David Schraub makes an interesting remark over at The Debate Link, which I think is wrong in principle. Hopefully he will point out where he thinks I am wrong. He writes:
Can I just highlight this statement, by the way? “Perhaps our dissenting colleague believes that one can condemn homosexuality without condemning homosexuals. If so, he is wrong.” That is very powerful language–rare to see in a Court opinion. It also is absolutely right, and in many ways the crux of the analysis Reinhardt is making. This line of reasoning may be uncomfortable for many, but I think that they are the ones who should be doing some soul-searching if they can’t find a meaningful distinction between anti-gay and anti-Semitic or racist speech (see below).
The crux of this is the categorical statement that one “cannot condemn an act X without condemning the actor”. J. Reinhardt (and a consenting Mr Schraub) it seems are at odds with and dissenting with basic canonical Christian doctrine.
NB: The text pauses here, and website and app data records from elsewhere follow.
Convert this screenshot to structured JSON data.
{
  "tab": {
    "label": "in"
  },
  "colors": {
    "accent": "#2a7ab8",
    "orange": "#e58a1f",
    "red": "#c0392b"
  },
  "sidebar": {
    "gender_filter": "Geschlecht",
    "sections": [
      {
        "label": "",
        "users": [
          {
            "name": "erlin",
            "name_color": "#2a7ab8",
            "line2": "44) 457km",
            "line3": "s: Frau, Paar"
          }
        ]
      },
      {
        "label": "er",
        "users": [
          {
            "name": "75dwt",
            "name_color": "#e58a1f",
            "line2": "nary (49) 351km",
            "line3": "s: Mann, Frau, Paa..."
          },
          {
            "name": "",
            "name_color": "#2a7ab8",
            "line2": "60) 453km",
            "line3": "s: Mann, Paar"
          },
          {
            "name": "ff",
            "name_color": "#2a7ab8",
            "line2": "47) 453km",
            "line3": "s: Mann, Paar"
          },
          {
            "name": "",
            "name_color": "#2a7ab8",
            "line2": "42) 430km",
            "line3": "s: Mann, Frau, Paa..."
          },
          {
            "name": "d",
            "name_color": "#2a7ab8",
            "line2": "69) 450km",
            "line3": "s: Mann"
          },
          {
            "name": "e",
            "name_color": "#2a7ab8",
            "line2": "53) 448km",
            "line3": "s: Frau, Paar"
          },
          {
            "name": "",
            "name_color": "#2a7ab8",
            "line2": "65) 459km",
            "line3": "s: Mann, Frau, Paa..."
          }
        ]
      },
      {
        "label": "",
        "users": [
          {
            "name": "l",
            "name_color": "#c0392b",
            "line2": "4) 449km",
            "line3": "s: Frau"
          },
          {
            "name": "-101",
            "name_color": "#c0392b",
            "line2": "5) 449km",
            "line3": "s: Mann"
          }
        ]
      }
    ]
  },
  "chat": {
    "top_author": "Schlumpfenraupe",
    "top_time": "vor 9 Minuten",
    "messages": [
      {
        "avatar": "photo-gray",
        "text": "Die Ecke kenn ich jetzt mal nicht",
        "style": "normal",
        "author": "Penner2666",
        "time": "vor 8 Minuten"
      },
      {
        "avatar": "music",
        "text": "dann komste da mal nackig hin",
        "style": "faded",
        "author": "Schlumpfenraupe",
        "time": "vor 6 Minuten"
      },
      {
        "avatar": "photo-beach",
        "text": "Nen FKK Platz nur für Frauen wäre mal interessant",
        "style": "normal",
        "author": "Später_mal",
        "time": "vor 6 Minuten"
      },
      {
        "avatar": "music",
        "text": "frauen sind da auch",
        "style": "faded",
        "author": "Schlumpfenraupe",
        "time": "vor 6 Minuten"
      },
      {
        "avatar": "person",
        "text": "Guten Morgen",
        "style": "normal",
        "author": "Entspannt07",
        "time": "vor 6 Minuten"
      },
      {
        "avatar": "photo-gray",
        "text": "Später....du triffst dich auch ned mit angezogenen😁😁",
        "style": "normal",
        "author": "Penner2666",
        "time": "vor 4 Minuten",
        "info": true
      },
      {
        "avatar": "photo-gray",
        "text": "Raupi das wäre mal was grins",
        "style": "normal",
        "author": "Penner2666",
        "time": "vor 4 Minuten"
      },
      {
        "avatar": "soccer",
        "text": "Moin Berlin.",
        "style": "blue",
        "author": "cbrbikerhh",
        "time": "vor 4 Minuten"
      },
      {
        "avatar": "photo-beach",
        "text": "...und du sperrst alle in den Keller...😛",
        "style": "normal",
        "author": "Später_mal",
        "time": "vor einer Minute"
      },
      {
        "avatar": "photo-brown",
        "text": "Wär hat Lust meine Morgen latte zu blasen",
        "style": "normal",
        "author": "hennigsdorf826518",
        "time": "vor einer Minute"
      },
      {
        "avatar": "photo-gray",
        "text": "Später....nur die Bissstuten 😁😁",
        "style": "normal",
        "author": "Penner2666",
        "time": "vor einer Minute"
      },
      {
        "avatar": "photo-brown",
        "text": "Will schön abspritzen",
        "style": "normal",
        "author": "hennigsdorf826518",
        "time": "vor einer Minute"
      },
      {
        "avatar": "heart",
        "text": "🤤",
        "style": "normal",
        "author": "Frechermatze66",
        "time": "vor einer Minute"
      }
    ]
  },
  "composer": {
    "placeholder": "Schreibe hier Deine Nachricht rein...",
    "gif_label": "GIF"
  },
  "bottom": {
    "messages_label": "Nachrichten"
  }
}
So that leaves us with three possibilities,
- J. Rienhardt and Mr Schraub are wrong and that a statement about an action X can be made without condemnation of the actor.
- Their statement is right and Christian theolgians are all wrong
- Or of course, I am wrong and misunderstand both J. Rienhardt and Christian theology.
One of the essential doctrines we are taught common to Christian ethics is the teaching “love the sinner, hate the sin”, which means one must explicitly do the opposite as inferred by the statement, that is to put it in parallel form to the above, “one is to condemn the act X but cherish the actor.” Thus I’m going to assume that #3 is not the case (my misreading of Christian teaching). So it seems that the Christians are exhorted by their teachers (and preachers) to do what Mr Schraub and J. Reinhardt claim is impossible. If Mr Schraub is right, and this is the crux of J. Reinhardt’s analysis then … somebody is wrong and that error might be an important point.
What is it that informs the Christian logician that his statement condemn + love is tenable, when condemn => condemn is unavoidable. How might a Chrisitan logically condemn a sin without condemning the sinner. Well, the axiom which makes this possible is that the Christian believes that all are so condemned in the same manner. Thus the condemnation assumed by J. Reinhardt and Mr Schraub is avoided in that the condemnation does not single the actor out but merely classifies the individidual as belonging to the category of mortal human, which to say the least is not a very elite group. So the result is that J. Reinhardt and Mr Schraub are right unless one assumes that the condemnation applied is universally applicable to all and therefore not condemnation per se, in that the condemnation amounts to saying that I condemn the act X and therefore the actor is like me, in that he/she does things which I condemn.
For the Christian there is some confusion in this particular clash of worldviews. On the one hand, we have groups of people participating and celebrating actions which are viewed by (many or some) Christians are sinful. The confusion arises in wondering why individuals choose to celebrate such actions. How, in the public square, to confront such activities and celebrations is something Chrsitians are enjoined (by their love for the actors/celebrants) to do. How to do that in a loving fashion is the challenge. But I think it is clear that the syllogism proposed by these two legal scholars is wrong and the theologians win this hand. How that impacts our the legal case I will not presume to muse … but that might be an interesting question better handled by the gentlemen at, say, Mirror of Justice. It is likely that in the syllogism is wrong (one can condemn X without condemning the actor) but that in the case in question this was not done and that the actor was condemned alongside the action.
Finally, I’ll close with a comment on the particular case at hand. I think it the actions of the student are not particularly well in line with a Chrisitian approach to the issue at hand. While I myself am not versed in the teachings on homosexuality in the Church and Scripture so I cannot comment in any useful way on whether homosexuality is sinful/shameful or not. But, it would seem to me if a person did feel that homosexuality is a sin, then the slogan on a T-shirt “Homosexuality is Shameful” would better be replaced with the two phrases “Homosexuality is Sinful” and “I am Sinful”, which at the very least would confuse the reader as to what the person was trying to say and engender some level of discourse on the topic. While it is well known that satire and humor can be a more effective weapon in brining a message across than many other more confrontational approaches, I am partial myself to obfuscation and confusion as a method of getting people to think new thoughts.